Greta Thunberg’s yacht, the Malizia II, has delivered her to the UN climate conference in New York – two weeks after she first set sail from Europe. The transatlantic trip was a masterstroke in PR, with every major media outlet broadcasting updates on the journey and detailing the hardships Thunberg has endured – no toilet, no shower and sea sickness.
The accusations of hypocrisy have also rolled in thick and fast, criticising everything from the plastic water bottles used by the crew, to the long-haul flights taken by the sailors responsible for returning the yacht to Europe.
Thunberg has discovered the perils of pursuing such an ideologically pure cause: if you preach an uncompromising message, your audience will judge you on similarly uncompromising terms, even as you attempt to live out your ideals. Those with religious leanings have known this for centuries: if you don’t practice what you preach then your message quickly falters. Indeed, sometimes I wonder whether the appeal of climate change activism comes from its ability to fill the ideological void left by the decline of religion in the post-Christian West. Greta’s moral authority about the future of civilisation and how we should and shouldn’t behave as individuals carries all the personal challenge and sense of fire and brimstone as the message of the puritans.
What’s clear is that Thunberg’s international profile, and her need to travel to maintain it, is going to cause her more problems going forward; she’s part of a generation of globalists whose causes are international in scope and yet her message forbids her from joining the jet-setting elite. Thunberg and her family may argue that Greta’s presence at these conferences will inspire others to become more climate-friendly but the fact is that without Thunberg’s celebrity, young people can’t simply charter a private yacht across the Atlantic when they want to go to America. It’s easy to see how Thunberg’s presence at these climate conferences could start to rile her fan base whose climate activism, if genuine, will come at more of a cost than Thunberg’s.

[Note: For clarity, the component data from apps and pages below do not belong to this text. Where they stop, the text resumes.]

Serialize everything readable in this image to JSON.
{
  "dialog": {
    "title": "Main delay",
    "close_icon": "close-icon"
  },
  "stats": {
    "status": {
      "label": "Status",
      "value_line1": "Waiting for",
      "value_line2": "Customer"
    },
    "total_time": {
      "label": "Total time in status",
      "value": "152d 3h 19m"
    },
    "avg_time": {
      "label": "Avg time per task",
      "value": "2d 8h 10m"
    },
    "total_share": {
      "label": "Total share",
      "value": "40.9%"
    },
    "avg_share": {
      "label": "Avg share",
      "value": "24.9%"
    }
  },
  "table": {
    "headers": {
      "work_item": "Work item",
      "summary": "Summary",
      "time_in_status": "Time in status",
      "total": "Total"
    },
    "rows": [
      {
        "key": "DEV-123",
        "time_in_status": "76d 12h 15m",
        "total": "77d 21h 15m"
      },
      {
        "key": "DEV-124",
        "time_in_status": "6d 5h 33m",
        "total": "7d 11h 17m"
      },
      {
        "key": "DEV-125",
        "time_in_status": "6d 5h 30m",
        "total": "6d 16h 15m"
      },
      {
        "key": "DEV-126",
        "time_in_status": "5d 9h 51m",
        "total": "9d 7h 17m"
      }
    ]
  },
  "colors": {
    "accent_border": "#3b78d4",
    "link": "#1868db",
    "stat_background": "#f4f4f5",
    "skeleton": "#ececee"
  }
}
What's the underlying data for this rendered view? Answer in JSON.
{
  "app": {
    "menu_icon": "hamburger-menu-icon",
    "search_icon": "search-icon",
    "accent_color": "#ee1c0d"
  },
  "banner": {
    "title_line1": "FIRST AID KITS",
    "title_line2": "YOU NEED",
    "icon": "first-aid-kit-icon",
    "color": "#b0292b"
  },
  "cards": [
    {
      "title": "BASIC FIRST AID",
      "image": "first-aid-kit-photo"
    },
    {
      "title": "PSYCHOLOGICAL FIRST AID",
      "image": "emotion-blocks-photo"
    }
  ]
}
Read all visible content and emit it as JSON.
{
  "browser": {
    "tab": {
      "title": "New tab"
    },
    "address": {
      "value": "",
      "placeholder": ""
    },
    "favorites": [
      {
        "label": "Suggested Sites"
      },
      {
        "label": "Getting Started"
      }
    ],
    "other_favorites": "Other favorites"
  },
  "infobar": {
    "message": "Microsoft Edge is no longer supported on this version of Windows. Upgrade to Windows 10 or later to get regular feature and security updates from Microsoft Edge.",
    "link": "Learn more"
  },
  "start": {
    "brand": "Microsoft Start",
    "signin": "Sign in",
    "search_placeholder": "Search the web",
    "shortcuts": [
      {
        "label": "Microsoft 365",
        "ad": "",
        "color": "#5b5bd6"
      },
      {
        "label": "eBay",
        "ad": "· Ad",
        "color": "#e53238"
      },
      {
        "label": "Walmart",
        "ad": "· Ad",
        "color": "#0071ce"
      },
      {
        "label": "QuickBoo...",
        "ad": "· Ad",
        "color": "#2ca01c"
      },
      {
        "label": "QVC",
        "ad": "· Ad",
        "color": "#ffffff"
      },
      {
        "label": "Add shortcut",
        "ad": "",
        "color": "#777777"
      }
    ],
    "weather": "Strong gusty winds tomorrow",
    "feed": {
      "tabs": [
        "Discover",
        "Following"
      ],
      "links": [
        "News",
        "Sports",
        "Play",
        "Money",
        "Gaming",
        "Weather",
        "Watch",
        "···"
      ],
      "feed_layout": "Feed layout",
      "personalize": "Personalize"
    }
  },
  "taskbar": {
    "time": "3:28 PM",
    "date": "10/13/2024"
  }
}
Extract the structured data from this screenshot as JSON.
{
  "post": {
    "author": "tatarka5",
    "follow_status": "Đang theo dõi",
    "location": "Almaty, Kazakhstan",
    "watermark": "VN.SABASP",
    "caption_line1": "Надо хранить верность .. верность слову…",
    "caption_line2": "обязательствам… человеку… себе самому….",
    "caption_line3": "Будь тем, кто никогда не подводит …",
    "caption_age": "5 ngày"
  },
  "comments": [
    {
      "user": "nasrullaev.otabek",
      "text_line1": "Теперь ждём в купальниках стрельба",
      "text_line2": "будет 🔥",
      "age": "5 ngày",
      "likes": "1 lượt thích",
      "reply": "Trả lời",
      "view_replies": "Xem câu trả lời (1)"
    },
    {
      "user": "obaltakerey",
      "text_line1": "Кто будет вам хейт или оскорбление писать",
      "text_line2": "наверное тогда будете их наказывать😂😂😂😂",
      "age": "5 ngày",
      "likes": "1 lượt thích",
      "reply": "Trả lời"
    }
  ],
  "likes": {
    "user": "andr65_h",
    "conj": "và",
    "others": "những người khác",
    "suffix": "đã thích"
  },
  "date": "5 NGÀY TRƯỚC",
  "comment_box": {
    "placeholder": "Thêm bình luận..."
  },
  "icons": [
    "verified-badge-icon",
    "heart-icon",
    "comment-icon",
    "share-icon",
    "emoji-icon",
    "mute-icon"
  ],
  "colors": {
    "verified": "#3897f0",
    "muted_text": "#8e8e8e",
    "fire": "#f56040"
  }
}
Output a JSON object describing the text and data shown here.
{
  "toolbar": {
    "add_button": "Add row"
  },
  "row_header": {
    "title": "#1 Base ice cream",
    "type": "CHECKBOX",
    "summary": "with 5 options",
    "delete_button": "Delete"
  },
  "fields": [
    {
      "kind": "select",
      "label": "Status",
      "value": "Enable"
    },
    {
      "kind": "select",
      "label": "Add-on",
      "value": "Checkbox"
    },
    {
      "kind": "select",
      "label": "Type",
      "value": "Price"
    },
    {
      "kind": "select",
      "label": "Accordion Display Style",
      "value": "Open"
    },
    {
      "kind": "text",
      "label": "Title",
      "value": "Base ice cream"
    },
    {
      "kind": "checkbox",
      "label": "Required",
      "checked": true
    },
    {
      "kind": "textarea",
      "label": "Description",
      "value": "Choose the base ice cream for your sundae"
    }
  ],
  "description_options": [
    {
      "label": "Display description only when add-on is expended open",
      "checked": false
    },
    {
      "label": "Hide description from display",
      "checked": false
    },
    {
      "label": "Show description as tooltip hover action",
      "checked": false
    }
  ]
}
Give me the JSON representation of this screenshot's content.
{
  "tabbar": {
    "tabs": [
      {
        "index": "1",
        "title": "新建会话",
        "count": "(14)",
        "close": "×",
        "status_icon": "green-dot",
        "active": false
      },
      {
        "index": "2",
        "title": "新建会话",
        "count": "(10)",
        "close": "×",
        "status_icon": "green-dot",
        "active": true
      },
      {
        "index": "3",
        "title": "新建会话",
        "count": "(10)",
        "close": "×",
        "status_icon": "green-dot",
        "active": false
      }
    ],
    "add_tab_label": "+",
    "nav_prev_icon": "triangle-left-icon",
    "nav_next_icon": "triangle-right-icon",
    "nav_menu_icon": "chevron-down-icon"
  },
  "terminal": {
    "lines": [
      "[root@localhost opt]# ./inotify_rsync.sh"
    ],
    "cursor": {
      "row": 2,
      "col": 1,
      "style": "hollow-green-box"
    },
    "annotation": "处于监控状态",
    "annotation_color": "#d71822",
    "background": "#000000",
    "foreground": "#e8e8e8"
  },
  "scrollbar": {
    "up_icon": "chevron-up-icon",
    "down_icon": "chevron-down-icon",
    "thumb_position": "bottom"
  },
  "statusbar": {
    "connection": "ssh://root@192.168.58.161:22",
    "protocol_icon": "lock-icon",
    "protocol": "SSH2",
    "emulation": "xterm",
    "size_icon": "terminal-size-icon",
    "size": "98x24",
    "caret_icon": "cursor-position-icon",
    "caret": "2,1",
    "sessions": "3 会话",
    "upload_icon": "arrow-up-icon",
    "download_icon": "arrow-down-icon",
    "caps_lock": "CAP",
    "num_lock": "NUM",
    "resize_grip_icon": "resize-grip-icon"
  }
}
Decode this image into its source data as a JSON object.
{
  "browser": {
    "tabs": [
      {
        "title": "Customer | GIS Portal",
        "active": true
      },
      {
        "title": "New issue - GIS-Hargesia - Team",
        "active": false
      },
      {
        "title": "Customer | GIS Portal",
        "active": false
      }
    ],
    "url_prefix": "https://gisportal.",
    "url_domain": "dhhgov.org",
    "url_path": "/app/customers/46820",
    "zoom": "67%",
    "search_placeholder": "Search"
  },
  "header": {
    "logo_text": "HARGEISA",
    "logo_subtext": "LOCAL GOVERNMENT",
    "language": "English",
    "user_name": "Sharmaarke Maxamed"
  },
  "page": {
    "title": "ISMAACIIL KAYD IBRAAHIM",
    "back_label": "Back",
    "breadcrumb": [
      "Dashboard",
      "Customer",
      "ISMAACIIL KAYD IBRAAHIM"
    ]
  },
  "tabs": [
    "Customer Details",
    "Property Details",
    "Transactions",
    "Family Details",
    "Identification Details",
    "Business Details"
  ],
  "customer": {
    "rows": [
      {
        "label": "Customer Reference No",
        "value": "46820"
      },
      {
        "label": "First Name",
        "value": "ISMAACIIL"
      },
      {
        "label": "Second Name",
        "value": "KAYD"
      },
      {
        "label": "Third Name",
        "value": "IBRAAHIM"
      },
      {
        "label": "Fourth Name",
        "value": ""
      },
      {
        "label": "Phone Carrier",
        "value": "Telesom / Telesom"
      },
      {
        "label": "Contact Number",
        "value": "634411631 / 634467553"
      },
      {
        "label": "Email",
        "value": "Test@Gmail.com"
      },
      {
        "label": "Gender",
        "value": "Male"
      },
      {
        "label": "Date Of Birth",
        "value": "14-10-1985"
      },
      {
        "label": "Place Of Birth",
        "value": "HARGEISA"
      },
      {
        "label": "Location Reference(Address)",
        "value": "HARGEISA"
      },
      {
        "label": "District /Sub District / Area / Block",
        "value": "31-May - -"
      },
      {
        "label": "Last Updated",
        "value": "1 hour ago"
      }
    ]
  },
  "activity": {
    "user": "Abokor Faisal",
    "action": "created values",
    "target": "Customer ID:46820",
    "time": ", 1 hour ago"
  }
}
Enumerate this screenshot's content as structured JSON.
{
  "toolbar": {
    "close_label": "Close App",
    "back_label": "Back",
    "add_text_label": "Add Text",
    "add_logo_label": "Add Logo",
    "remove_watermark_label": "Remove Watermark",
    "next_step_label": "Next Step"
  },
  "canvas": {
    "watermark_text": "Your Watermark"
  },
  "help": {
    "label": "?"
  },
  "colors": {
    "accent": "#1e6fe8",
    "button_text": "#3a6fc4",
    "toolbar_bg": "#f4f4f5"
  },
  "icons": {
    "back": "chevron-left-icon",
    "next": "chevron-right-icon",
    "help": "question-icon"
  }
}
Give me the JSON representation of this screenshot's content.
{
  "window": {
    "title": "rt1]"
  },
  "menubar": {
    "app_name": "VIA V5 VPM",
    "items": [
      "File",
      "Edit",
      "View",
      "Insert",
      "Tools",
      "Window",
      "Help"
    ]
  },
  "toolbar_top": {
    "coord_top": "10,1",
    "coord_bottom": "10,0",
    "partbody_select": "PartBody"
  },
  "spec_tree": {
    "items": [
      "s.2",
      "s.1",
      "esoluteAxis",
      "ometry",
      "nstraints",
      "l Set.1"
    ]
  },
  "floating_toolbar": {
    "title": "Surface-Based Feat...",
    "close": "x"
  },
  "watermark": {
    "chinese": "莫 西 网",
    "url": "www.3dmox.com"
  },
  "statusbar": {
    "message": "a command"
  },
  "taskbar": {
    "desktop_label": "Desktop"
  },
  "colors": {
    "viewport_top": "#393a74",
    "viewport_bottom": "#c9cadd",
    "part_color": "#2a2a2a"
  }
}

The ease and affordability of air travel over the last fifty years has shaped the very agenda that Thunberg has adopted as her own: the idea that people across the world must unite to combat climate change would never have come about were it not for Westerners’ ability to cross borders, see the world and forge a sense of being part of a global community as opposed to a national one. She owes the very existence of her message to the technology she is speaking out against.
Questions will also be raised as to why Thunberg needs to be at these conferences in person. The internet has done as much to break down our sense of borders as commercial flights did before it. Thunberg doesn’t need to attend conferences to disseminate her views to the world; she can simply upload a video to YouTube from her own living room. But for many climate change activists, it is the appeal of being seen to do good, and to mingle with others of a similar mindset that drives their attendance at these events. It hasn’t stopped many a Hollywood celebrity trying to preach to the masses about the evils of carbon and it probably won’t stop Greta. The rise of the carbon off-setting industry has given the wealthy exactly what they are after: a morally pure cause that can be realised through hard cash rather than lifestyle change. Thunberg has already had to dip her toe into these murky waters, when the crew of her yacht had to offset the carbon footprint of their flights through tree planting.
Thunberg is already struggling to match the purity of her message with her increasingly internationalist lifestyle. Sailing the Atlantic to attend a UN conference has given her a taste of global glamour. Time will tell whether she’s able to turn down further opportunities to protect the purity of her cause or whether the allure of speaking to enraptured audiences all over the world will prove too tempting to resist.